ABOUT THIS EXERCISE
Pull every line containing "Checkout" from the entries.
─── STUDY MATERIAL
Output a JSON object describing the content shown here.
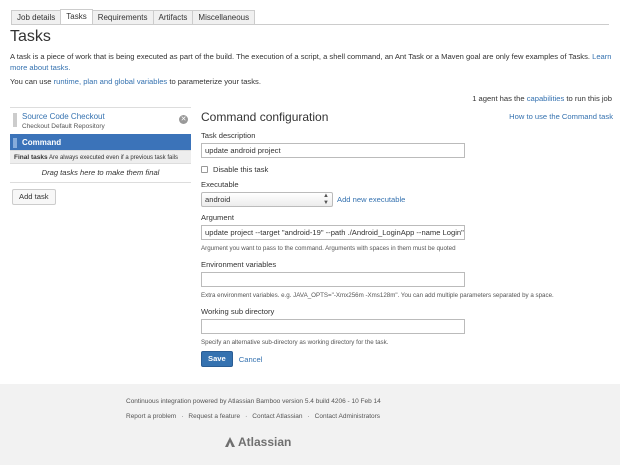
{
  "tabs": [
    {
      "label": "Job details"
    },
    {
      "label": "Tasks"
    },
    {
      "label": "Requirements"
    },
    {
      "label": "Artifacts"
    },
    {
      "label": "Miscellaneous"
    }
  ],
  "page": {
    "title": "Tasks",
    "intro": "A task is a piece of work that is being executed as part of the build. The execution of a script, a shell command, an Ant Task or a Maven goal are only few examples of Tasks.",
    "intro_link": "Learn more about tasks.",
    "vars_prefix": "You can use",
    "vars_link": "runtime, plan and global variables",
    "vars_suffix": "to parameterize your tasks.",
    "agents_prefix": "1 agent has the",
    "agents_link": "capabilities",
    "agents_suffix": "to run this job"
  },
  "task_list": {
    "items": [
      {
        "name": "Source Code Checkout",
        "description": "Checkout Default Repository"
      },
      {
        "name": "Command"
      }
    ],
    "final_label": "Final tasks",
    "final_note": "Are always executed even if a previous task fails",
    "drag_hint": "Drag tasks here to make them final",
    "add_button": "Add task"
  },
  "config": {
    "title": "Command configuration",
    "howto_link": "How to use the Command task",
    "task_description_label": "Task description",
    "task_description_value": "update android project",
    "disable_label": "Disable this task",
    "executable_label": "Executable",
    "executable_value": "android",
    "add_executable_link": "Add new executable",
    "argument_label": "Argument",
    "argument_value": "update project --target \"android-19\" --path ./Android_LoginApp --name Login\"",
    "argument_help": "Argument you want to pass to the command. Arguments with spaces in them must be quoted",
    "env_label": "Environment variables",
    "env_value": "",
    "env_help": "Extra environment variables. e.g. JAVA_OPTS=\"-Xmx256m -Xms128m\". You can add multiple parameters separated by a space.",
    "workdir_label": "Working sub directory",
    "workdir_value": "",
    "workdir_help": "Specify an alternative sub-directory as working directory for the task.",
    "save_label": "Save",
    "cancel_label": "Cancel"
  },
  "footer": {
    "powered": "Continuous integration powered by Atlassian Bamboo version 5.4 build 4206 - 10 Feb 14",
    "links": [
      "Report a problem",
      "Request a feature",
      "Contact Atlassian",
      "Contact Administrators"
    ],
    "logo_text": "Atlassian"
  },
  "colors": {
    "link": "#3572b0",
    "selected": "#3b73b9",
    "footer_bg": "#f2f2f2"
  }
}
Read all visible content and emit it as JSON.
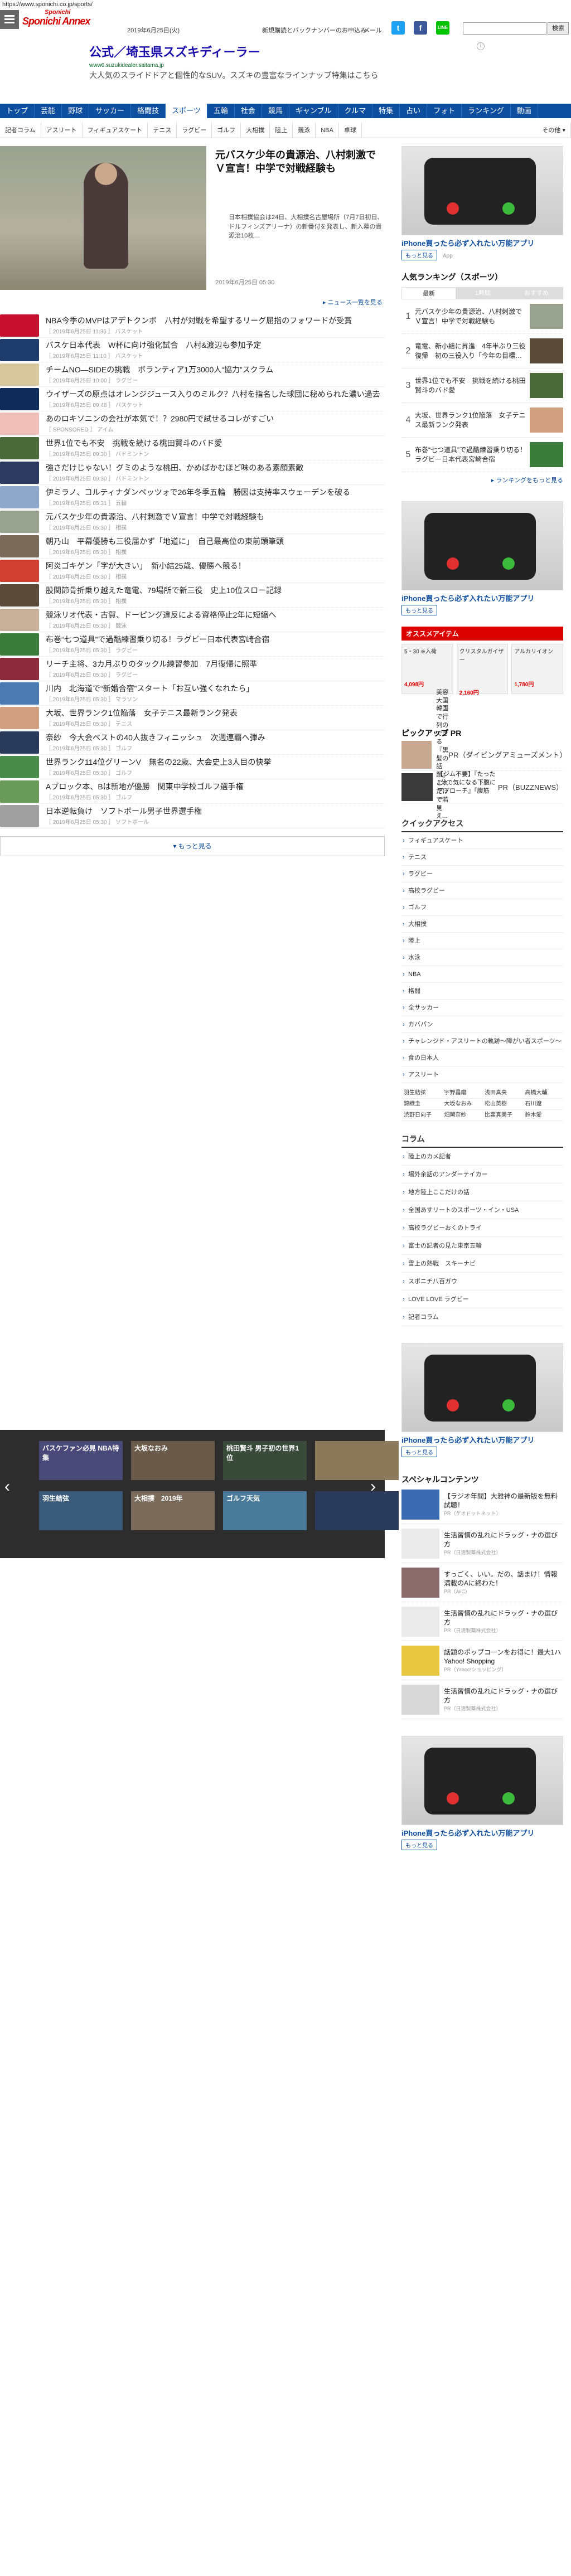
{
  "url": "https://www.sponichi.co.jp/sports/",
  "header": {
    "logo_top": "Sponichi",
    "logo_main": "Sponichi Annex",
    "date": "2019年6月25日(火)",
    "links": [
      "新規購読とバックナンバーのお申込み",
      "メール"
    ],
    "search_button": "検索",
    "search_placeholder": ""
  },
  "ad_banner": {
    "title": "公式／埼玉県スズキディーラー",
    "url": "www6.suzukidealer.saitama.jp",
    "desc": "大人気のスライドドアと個性的なSUV。スズキの豊富なラインナップ特集はこちら"
  },
  "mainnav": [
    "トップ",
    "芸能",
    "野球",
    "サッカー",
    "格闘技",
    "スポーツ",
    "五輪",
    "社会",
    "競馬",
    "ギャンブル",
    "クルマ",
    "特集",
    "占い",
    "フォト",
    "ランキング",
    "動画"
  ],
  "subnav": [
    "記者コラム",
    "アスリート",
    "フィギュアスケート",
    "テニス",
    "ラグビー",
    "ゴルフ",
    "大相撲",
    "陸上",
    "競泳",
    "NBA",
    "卓球"
  ],
  "subnav_more": "その他 ▾",
  "hero": {
    "title": "元バスケ少年の貴源治、八村刺激でＶ宣言！中学で対戦経験も",
    "desc": "日本相撲協会は24日、大相撲名古屋場所（7月7日初日、ドルフィンズアリーナ）の新番付を発表し、新入幕の貴源治10枚…",
    "date": "2019年6月25日 05:30"
  },
  "news_list_link": "ニュース一覧を見る",
  "news": [
    {
      "title": "NBA今季のMVPはアデトクンボ　八村が対戦を希望するリーグ屈指のフォワードが受賞",
      "meta": "［ 2019年6月25日 11:36 ］ バスケット",
      "c": "#c8102e"
    },
    {
      "title": "バスケ日本代表　W杯に向け強化試合　八村&渡辺も参加予定",
      "meta": "［ 2019年6月25日 11:10 ］ バスケット",
      "c": "#1d3b6b"
    },
    {
      "title": "チームNO―SIDEの挑戦　ボランティア1万3000人“協力”スクラム",
      "meta": "［ 2019年6月25日 10:00 ］ ラグビー",
      "c": "#d8c8a0"
    },
    {
      "title": "ウイザーズの原点はオレンジジュース入りのミルク？八村を指名した球団に秘められた濃い過去",
      "meta": "［ 2019年6月25日 09:48 ］ バスケット",
      "c": "#0e2a59"
    },
    {
      "title": "あのロキソニンの会社が本気で！？2980円で試せるコレがすごい",
      "meta": "［ SPONSORED ］ アイム",
      "c": "#f0c0b8"
    },
    {
      "title": "世界1位でも不安　挑戦を続ける桃田賢斗のバド愛",
      "meta": "［ 2019年6月25日 09:30 ］ バドミントン",
      "c": "#4a6a3a"
    },
    {
      "title": "強さだけじゃない！グミのような桃田、かめばかむほど味のある素顔素敵",
      "meta": "［ 2019年6月25日 09:30 ］ バドミントン",
      "c": "#2b3a5e"
    },
    {
      "title": "伊ミラノ、コルティナダンペッツォで26年冬季五輪　勝因は支持率スウェーデンを破る",
      "meta": "［ 2019年6月25日 05:31 ］ 五輪",
      "c": "#8fa7c8"
    },
    {
      "title": "元バスケ少年の貴源治、八村刺激でＶ宣言！中学で対戦経験も",
      "meta": "［ 2019年6月25日 05:30 ］ 相撲",
      "c": "#9aa38f"
    },
    {
      "title": "朝乃山　平幕優勝も三役届かず「地道に」　自己最高位の東前頭筆頭",
      "meta": "［ 2019年6月25日 05:30 ］ 相撲",
      "c": "#7a6a5a"
    },
    {
      "title": "阿炎ゴキゲン「字が大きい」　新小結25歳、優勝へ競る！",
      "meta": "［ 2019年6月25日 05:30 ］ 相撲",
      "c": "#d04030"
    },
    {
      "title": "股関節骨折乗り越えた竜電、79場所で新三役　史上10位スロー記録",
      "meta": "［ 2019年6月25日 05:30 ］ 相撲",
      "c": "#5a4a3a"
    },
    {
      "title": "競泳リオ代表・古賀、ドーピング違反による資格停止2年に短縮へ",
      "meta": "［ 2019年6月25日 05:30 ］ 競泳",
      "c": "#c8b098"
    },
    {
      "title": "布巻“七つ道具”で過酷練習乗り切る！ラグビー日本代表宮崎合宿",
      "meta": "［ 2019年6月25日 05:30 ］ ラグビー",
      "c": "#3a7a3a"
    },
    {
      "title": "リーチ主将、3カ月ぶりのタックル練習参加　7月復帰に照準",
      "meta": "［ 2019年6月25日 05:30 ］ ラグビー",
      "c": "#8a2a3a"
    },
    {
      "title": "川内　北海道で“新婚合宿”スタート「お互い強くなれたら」",
      "meta": "［ 2019年6月25日 05:30 ］ マラソン",
      "c": "#4a7ab0"
    },
    {
      "title": "大坂、世界ランク1位陥落　女子テニス最新ランク発表",
      "meta": "［ 2019年6月25日 05:30 ］ テニス",
      "c": "#d0a080"
    },
    {
      "title": "奈紗　今大会ベストの40人抜きフィニッシュ　次週連覇へ弾み",
      "meta": "［ 2019年6月25日 05:30 ］ ゴルフ",
      "c": "#2a3a5a"
    },
    {
      "title": "世界ランク114位グリーンV　無名の22歳、大会史上3人目の快挙",
      "meta": "［ 2019年6月25日 05:30 ］ ゴルフ",
      "c": "#4a8a4a"
    },
    {
      "title": "Aブロック本、Bは新地が優勝　関東中学校ゴルフ選手権",
      "meta": "［ 2019年6月25日 05:30 ］ ゴルフ",
      "c": "#6a9a5a"
    },
    {
      "title": "日本逆転負け　ソフトボール男子世界選手権",
      "meta": "［ 2019年6月25日 05:30 ］ ソフトボール",
      "c": "#a0a0a0"
    }
  ],
  "more_button": "▾ もっと見る",
  "slider": [
    {
      "label": "バスケファン必見 NBA特集",
      "c": "#4a4a7a"
    },
    {
      "label": "大坂なおみ",
      "c": "#6a5a4a"
    },
    {
      "label": "桃田賢斗 男子初の世界1位",
      "c": "#3a4a3a"
    },
    {
      "label": "",
      "c": "#8a7a5a"
    },
    {
      "label": "羽生結弦",
      "c": "#3a5a7a"
    },
    {
      "label": "大相撲　2019年",
      "c": "#7a6a5a"
    },
    {
      "label": "ゴルフ天気",
      "c": "#4a7a9a"
    },
    {
      "label": "",
      "c": "#2a3a5a"
    }
  ],
  "side_ad": {
    "caption": "iPhone買ったら必ず入れたい万能アプリ",
    "cta": "もっと見る",
    "app": "App"
  },
  "ranking": {
    "title": "人気ランキング（スポーツ）",
    "tabs": [
      "最新",
      "1時間",
      "おすすめ"
    ],
    "items": [
      {
        "num": "1",
        "title": "元バスケ少年の貴源治、八村刺激でＶ宣言！中学で対戦経験も",
        "c": "#9aa38f"
      },
      {
        "num": "2",
        "title": "竜電、新小結に昇進　4年半ぶり三役復帰　初の三役入り「今年の目標…",
        "c": "#5a4a3a"
      },
      {
        "num": "3",
        "title": "世界1位でも不安　挑戦を続ける桃田賢斗のバド愛",
        "c": "#4a6a3a"
      },
      {
        "num": "4",
        "title": "大坂、世界ランク1位陥落　女子テニス最新ランク発表",
        "c": "#d0a080"
      },
      {
        "num": "5",
        "title": "布巻“七つ道具”で過酷練習乗り切る！ラグビー日本代表宮崎合宿",
        "c": "#3a7a3a"
      }
    ],
    "more": "ランキングをもっと見る"
  },
  "osusume": {
    "title": "オススメアイテム",
    "items": [
      {
        "name": "5・30 ※入荷",
        "price": "4,098円"
      },
      {
        "name": "クリスタルガイザー",
        "price": "2,160円"
      },
      {
        "name": "アルカリイオン",
        "price": "1,780円"
      }
    ]
  },
  "pickup": {
    "title": "ピックアップ PR",
    "items": [
      {
        "title": "美容大国韓国で行列のできる『黒髪の話題』これだけで若見え...",
        "src": "PR（ダイビングアミューズメント）",
        "c": "#c8a890"
      },
      {
        "title": "【ジム不要】『たった1分で気になる下腹にアプローチ』「腹筋一...",
        "src": "PR（BUZZNEWS）",
        "c": "#3a3a3a"
      }
    ]
  },
  "quick": {
    "title": "クイックアクセス",
    "items": [
      "フィギュアスケート",
      "テニス",
      "ラグビー",
      "高校ラグビー",
      "ゴルフ",
      "大相撲",
      "陸上",
      "水泳",
      "NBA",
      "格闘",
      "全サッカー",
      "カバパン",
      "チャレンジド・アスリートの軌跡～障がい者スポーツ～",
      "食の日本人",
      "アスリート"
    ],
    "names": [
      "羽生結弦",
      "宇野昌磨",
      "浅田真央",
      "高橋大輔",
      "錦織圭",
      "大坂なおみ",
      "松山英樹",
      "石川遼",
      "渋野日向子",
      "畑岡奈紗",
      "比嘉真美子",
      "鈴木愛"
    ]
  },
  "column": {
    "title": "コラム",
    "items": [
      "陸上のカメ記者",
      "場外余話のアンダーテイカー",
      "地方陸上ここだけの話",
      "全国あすリートのスポーツ・イン・USA",
      "高校ラグビーおくのトライ",
      "富士の記者の見た東京五輪",
      "雪上の熱戦　スキーナビ",
      "スポニチ八百ガウ",
      "LOVE LOVE ラグビー",
      "記者コラム"
    ]
  },
  "special": {
    "title": "スペシャルコンテンツ",
    "items": [
      {
        "title": "【ラジオ年間】大雅神の最新版を無料試聴！",
        "src": "PR（ゲオドットネット）",
        "c": "#3a6ab0"
      },
      {
        "title": "生活習慣の乱れにドラッグ・ナの選び方",
        "src": "PR（日清製薬株式会社）",
        "c": "#eaeaea"
      },
      {
        "title": "すっごく、いい。だの、話まけ！情報満載のAに終わた！",
        "src": "PR（AiiC）",
        "c": "#8a6a6a"
      },
      {
        "title": "生活習慣の乱れにドラッグ・ナの選び方",
        "src": "PR（日清製薬株式会社）",
        "c": "#eaeaea"
      },
      {
        "title": "話題のポップコーンをお得に！最大1ハYahoo! Shopping",
        "src": "PR（Yahoo!ショッピング）",
        "c": "#e8c840"
      },
      {
        "title": "生活習慣の乱れにドラッグ・ナの選び方",
        "src": "PR（日清製薬株式会社）",
        "c": "#d8d8d8"
      }
    ]
  }
}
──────
SOLUTION TO THE EXERCISE
        "name": "Source Code Checkout",
        "description": "Checkout Default Repository"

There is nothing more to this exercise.